EXERCISE REQUIREMENTS >> Please write out every record exactly, but keep any images out of it.

─── TASK INPUTS ───

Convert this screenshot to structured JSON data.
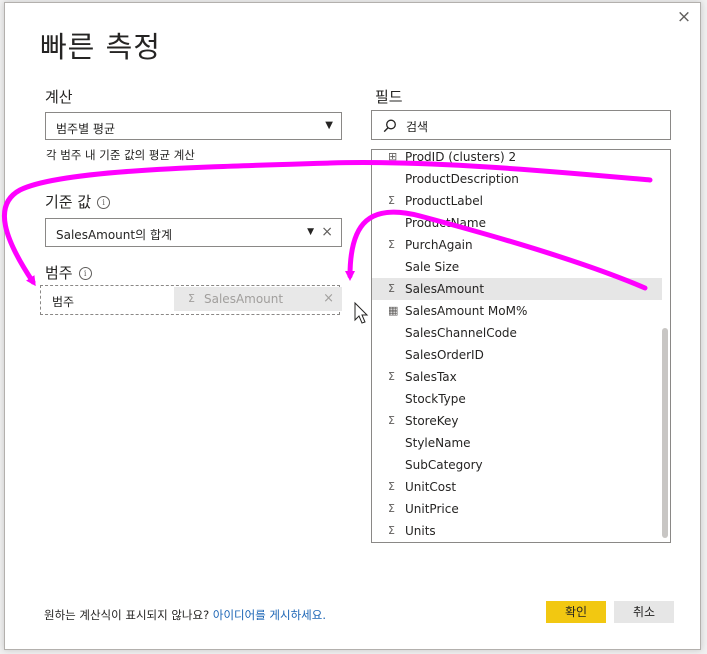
{
  "dialog": {
    "title": "빠른 측정",
    "close_glyph": "×"
  },
  "calculation": {
    "label": "계산",
    "selected": "범주별 평균",
    "hint": "각 범주 내 기준 값의 평균 계산"
  },
  "base_value": {
    "label": "기준 값",
    "value": "SalesAmount의 합계",
    "clear_glyph": "×"
  },
  "category": {
    "label": "범주",
    "placeholder": "범주",
    "dragging_field": "SalesAmount",
    "dragging_clear": "×"
  },
  "fields": {
    "label": "필드",
    "search_placeholder": "검색",
    "items": [
      {
        "label": "ProdID (clusters) 2",
        "icon": "hierarchy-icon"
      },
      {
        "label": "ProductDescription",
        "icon": ""
      },
      {
        "label": "ProductLabel",
        "icon": "sigma-icon"
      },
      {
        "label": "ProductName",
        "icon": ""
      },
      {
        "label": "PurchAgain",
        "icon": "sigma-icon"
      },
      {
        "label": "Sale Size",
        "icon": ""
      },
      {
        "label": "SalesAmount",
        "icon": "sigma-icon"
      },
      {
        "label": "SalesAmount MoM%",
        "icon": "calculator-icon"
      },
      {
        "label": "SalesChannelCode",
        "icon": ""
      },
      {
        "label": "SalesOrderID",
        "icon": ""
      },
      {
        "label": "SalesTax",
        "icon": "sigma-icon"
      },
      {
        "label": "StockType",
        "icon": ""
      },
      {
        "label": "StoreKey",
        "icon": "sigma-icon"
      },
      {
        "label": "StyleName",
        "icon": ""
      },
      {
        "label": "SubCategory",
        "icon": ""
      },
      {
        "label": "UnitCost",
        "icon": "sigma-icon"
      },
      {
        "label": "UnitPrice",
        "icon": "sigma-icon"
      },
      {
        "label": "Units",
        "icon": "sigma-icon"
      }
    ]
  },
  "footer": {
    "question": "원하는 계산식이 표시되지 않나요?",
    "link": "아이디어를 게시하세요."
  },
  "buttons": {
    "ok": "확인",
    "cancel": "취소"
  },
  "colors": {
    "accent_yellow": "#f2c811",
    "annotation_magenta": "#ff00ff",
    "link_blue": "#1a64b5"
  }
}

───

OUTPUT OF THE EXERCISE >>
Convert this screenshot to structured JSON data.
{
  "dialog": {
    "title": "빠른 측정",
    "close_glyph": "×"
  },
  "calculation": {
    "label": "계산",
    "selected": "범주별 평균",
    "hint": "각 범주 내 기준 값의 평균 계산"
  },
  "base_value": {
    "label": "기준 값",
    "value": "SalesAmount의 합계",
    "clear_glyph": "×"
  },
  "category": {
    "label": "범주",
    "placeholder": "범주",
    "dragging_field": "SalesAmount",
    "dragging_clear": "×"
  },
  "fields": {
    "label": "필드",
    "search_placeholder": "검색",
    "items": [
      {
        "label": "ProdID (clusters) 2",
        "icon": "hierarchy-icon"
      },
      {
        "label": "ProductDescription",
        "icon": ""
      },
      {
        "label": "ProductLabel",
        "icon": "sigma-icon"
      },
      {
        "label": "ProductName",
        "icon": ""
      },
      {
        "label": "PurchAgain",
        "icon": "sigma-icon"
      },
      {
        "label": "Sale Size",
        "icon": ""
      },
      {
        "label": "SalesAmount",
        "icon": "sigma-icon"
      },
      {
        "label": "SalesAmount MoM%",
        "icon": "calculator-icon"
      },
      {
        "label": "SalesChannelCode",
        "icon": ""
      },
      {
        "label": "SalesOrderID",
        "icon": ""
      },
      {
        "label": "SalesTax",
        "icon": "sigma-icon"
      },
      {
        "label": "StockType",
        "icon": ""
      },
      {
        "label": "StoreKey",
        "icon": "sigma-icon"
      },
      {
        "label": "StyleName",
        "icon": ""
      },
      {
        "label": "SubCategory",
        "icon": ""
      },
      {
        "label": "UnitCost",
        "icon": "sigma-icon"
      },
      {
        "label": "UnitPrice",
        "icon": "sigma-icon"
      },
      {
        "label": "Units",
        "icon": "sigma-icon"
      }
    ]
  },
  "footer": {
    "question": "원하는 계산식이 표시되지 않나요?",
    "link": "아이디어를 게시하세요."
  },
  "buttons": {
    "ok": "확인",
    "cancel": "취소"
  },
  "colors": {
    "accent_yellow": "#f2c811",
    "annotation_magenta": "#ff00ff",
    "link_blue": "#1a64b5"
  }
}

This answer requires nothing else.